==== Material for this task
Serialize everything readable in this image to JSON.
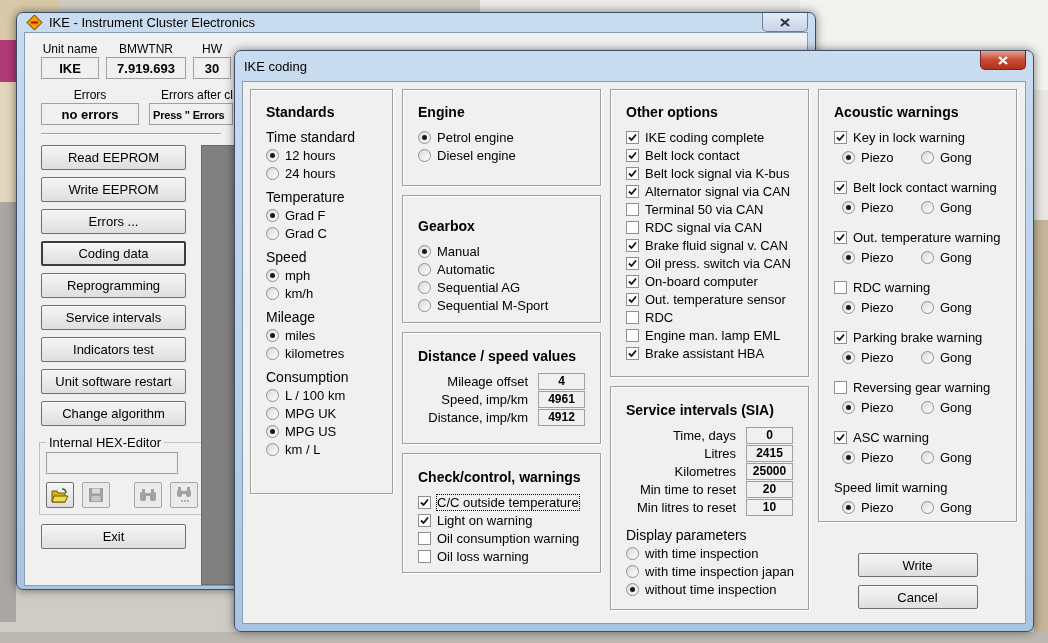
{
  "background_window": {
    "title": "IKE - Instrument Cluster Electronics",
    "info": [
      {
        "label": "Unit name",
        "value": "IKE"
      },
      {
        "label": "BMWTNR",
        "value": "7.919.693"
      },
      {
        "label": "HW",
        "value": "30"
      }
    ],
    "errors": [
      {
        "label": "Errors",
        "value": "no errors"
      },
      {
        "label": "Errors after cl",
        "value": "Press \" Errors"
      }
    ],
    "buttons": [
      {
        "label": "Read EEPROM",
        "focused": false
      },
      {
        "label": "Write EEPROM",
        "focused": false
      },
      {
        "label": "Errors ...",
        "focused": false
      },
      {
        "label": "Coding data",
        "focused": true
      },
      {
        "label": "Reprogramming",
        "focused": false
      },
      {
        "label": "Service intervals",
        "focused": false
      },
      {
        "label": "Indicators test",
        "focused": false
      },
      {
        "label": "Unit software restart",
        "focused": false
      },
      {
        "label": "Change algorithm",
        "focused": false
      }
    ],
    "hex_editor": {
      "title": "Internal HEX-Editor",
      "tools": [
        {
          "kind": "open",
          "disabled": false
        },
        {
          "kind": "save",
          "disabled": true
        },
        {
          "kind": "find",
          "disabled": true
        },
        {
          "kind": "find_next",
          "disabled": true
        }
      ]
    },
    "exit": "Exit"
  },
  "dialog": {
    "title": "IKE coding",
    "standards": {
      "title": "Standards",
      "groups": [
        {
          "label": "Time standard",
          "options": [
            {
              "label": "12 hours",
              "selected": true
            },
            {
              "label": "24 hours",
              "selected": false
            }
          ]
        },
        {
          "label": "Temperature",
          "options": [
            {
              "label": "Grad F",
              "selected": true
            },
            {
              "label": "Grad C",
              "selected": false
            }
          ]
        },
        {
          "label": "Speed",
          "options": [
            {
              "label": "mph",
              "selected": true
            },
            {
              "label": "km/h",
              "selected": false
            }
          ]
        },
        {
          "label": "Mileage",
          "options": [
            {
              "label": "miles",
              "selected": true
            },
            {
              "label": "kilometres",
              "selected": false
            }
          ]
        },
        {
          "label": "Consumption",
          "options": [
            {
              "label": "L / 100 km",
              "selected": false
            },
            {
              "label": "MPG UK",
              "selected": false
            },
            {
              "label": "MPG US",
              "selected": true
            },
            {
              "label": "km / L",
              "selected": false
            }
          ]
        }
      ]
    },
    "engine": {
      "title": "Engine",
      "options": [
        {
          "label": "Petrol engine",
          "selected": true
        },
        {
          "label": "Diesel engine",
          "selected": false
        }
      ]
    },
    "gearbox": {
      "title": "Gearbox",
      "options": [
        {
          "label": "Manual",
          "selected": true
        },
        {
          "label": "Automatic",
          "selected": false
        },
        {
          "label": "Sequential AG",
          "selected": false
        },
        {
          "label": "Sequential M-Sport",
          "selected": false
        }
      ]
    },
    "distance_speed": {
      "title": "Distance / speed values",
      "fields": [
        {
          "label": "Mileage offset",
          "value": "4"
        },
        {
          "label": "Speed, imp/km",
          "value": "4961"
        },
        {
          "label": "Distance, imp/km",
          "value": "4912"
        }
      ]
    },
    "check_control": {
      "title": "Check/control, warnings",
      "items": [
        {
          "label": "C/C outside temperature",
          "checked": true,
          "focused": true
        },
        {
          "label": "Light on warning",
          "checked": true,
          "focused": false
        },
        {
          "label": "Oil consumption warning",
          "checked": false,
          "focused": false
        },
        {
          "label": "Oil loss warning",
          "checked": false,
          "focused": false
        }
      ]
    },
    "other_options": {
      "title": "Other options",
      "items": [
        {
          "label": "IKE coding complete",
          "checked": true
        },
        {
          "label": "Belt lock contact",
          "checked": true
        },
        {
          "label": "Belt lock signal via K-bus",
          "checked": true
        },
        {
          "label": "Alternator signal via CAN",
          "checked": true
        },
        {
          "label": "Terminal 50 via CAN",
          "checked": false
        },
        {
          "label": "RDC signal via CAN",
          "checked": false
        },
        {
          "label": "Brake fluid signal v. CAN",
          "checked": true
        },
        {
          "label": "Oil press. switch via CAN",
          "checked": true
        },
        {
          "label": "On-board computer",
          "checked": true
        },
        {
          "label": "Out. temperature sensor",
          "checked": true
        },
        {
          "label": "RDC",
          "checked": false
        },
        {
          "label": "Engine man. lamp EML",
          "checked": false
        },
        {
          "label": "Brake assistant HBA",
          "checked": true
        }
      ]
    },
    "service_intervals": {
      "title": "Service intervals (SIA)",
      "fields": [
        {
          "label": "Time, days",
          "value": "0"
        },
        {
          "label": "Litres",
          "value": "2415"
        },
        {
          "label": "Kilometres",
          "value": "25000"
        },
        {
          "label": "Min time to reset",
          "value": "20"
        },
        {
          "label": "Min litres to reset",
          "value": "10"
        }
      ],
      "display_parameters": {
        "label": "Display parameters",
        "options": [
          {
            "label": "with time inspection",
            "selected": false
          },
          {
            "label": "with time inspection japan",
            "selected": false
          },
          {
            "label": "without time inspection",
            "selected": true
          }
        ]
      }
    },
    "acoustic_warnings": {
      "title": "Acoustic warnings",
      "items": [
        {
          "kind": "checkbox",
          "label": "Key in lock warning",
          "checked": true,
          "sound": [
            {
              "label": "Piezo",
              "selected": true
            },
            {
              "label": "Gong",
              "selected": false
            }
          ]
        },
        {
          "kind": "checkbox",
          "label": "Belt lock contact warning",
          "checked": true,
          "sound": [
            {
              "label": "Piezo",
              "selected": true
            },
            {
              "label": "Gong",
              "selected": false
            }
          ]
        },
        {
          "kind": "checkbox",
          "label": "Out. temperature warning",
          "checked": true,
          "sound": [
            {
              "label": "Piezo",
              "selected": true
            },
            {
              "label": "Gong",
              "selected": false
            }
          ]
        },
        {
          "kind": "checkbox",
          "label": "RDC warning",
          "checked": false,
          "sound": [
            {
              "label": "Piezo",
              "selected": true
            },
            {
              "label": "Gong",
              "selected": false
            }
          ]
        },
        {
          "kind": "checkbox",
          "label": "Parking brake warning",
          "checked": true,
          "sound": [
            {
              "label": "Piezo",
              "selected": true
            },
            {
              "label": "Gong",
              "selected": false
            }
          ]
        },
        {
          "kind": "checkbox",
          "label": "Reversing gear warning",
          "checked": false,
          "sound": [
            {
              "label": "Piezo",
              "selected": true
            },
            {
              "label": "Gong",
              "selected": false
            }
          ]
        },
        {
          "kind": "checkbox",
          "label": "ASC warning",
          "checked": true,
          "sound": [
            {
              "label": "Piezo",
              "selected": true
            },
            {
              "label": "Gong",
              "selected": false
            }
          ]
        },
        {
          "kind": "label",
          "label": "Speed limit warning",
          "sound": [
            {
              "label": "Piezo",
              "selected": true
            },
            {
              "label": "Gong",
              "selected": false
            }
          ]
        }
      ]
    },
    "buttons": [
      "Write",
      "Cancel"
    ]
  }
}
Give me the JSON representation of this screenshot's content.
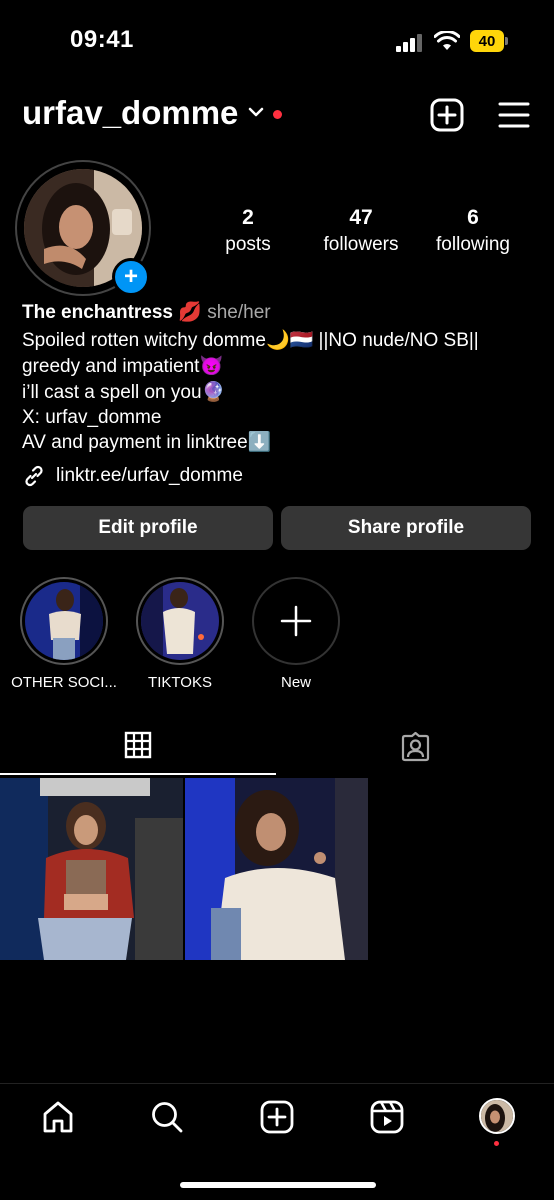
{
  "status_bar": {
    "time": "09:41",
    "battery": "40"
  },
  "header": {
    "username": "urfav_domme"
  },
  "stats": [
    {
      "value": "2",
      "label": "posts"
    },
    {
      "value": "47",
      "label": "followers"
    },
    {
      "value": "6",
      "label": "following"
    }
  ],
  "bio": {
    "name": "The enchantress 💋",
    "pronouns": "she/her",
    "lines": [
      "Spoiled rotten witchy domme🌙🇳🇱 ||NO nude/NO SB||",
      "greedy and impatient😈",
      "i’ll cast a spell on you🔮",
      "X: urfav_domme",
      "AV and payment in linktree⬇️"
    ],
    "link": "linktr.ee/urfav_domme"
  },
  "buttons": {
    "edit": "Edit profile",
    "share": "Share profile"
  },
  "highlights": [
    {
      "label": "OTHER SOCI..."
    },
    {
      "label": "TIKTOKS"
    },
    {
      "label": "New"
    }
  ],
  "tabs": [
    "grid-icon",
    "tagged-icon"
  ],
  "nav": [
    "home-icon",
    "search-icon",
    "create-icon",
    "reels-icon",
    "profile-avatar"
  ],
  "colors": {
    "accent": "#0095f6",
    "notification": "#ff3040",
    "button_bg": "#363636"
  }
}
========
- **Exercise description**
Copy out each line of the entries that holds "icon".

- **Solution to this problem**
    "grid-icon",
    "tagged-icon"
    "home-icon",
    "search-icon",
    "create-icon",
    "reels-icon",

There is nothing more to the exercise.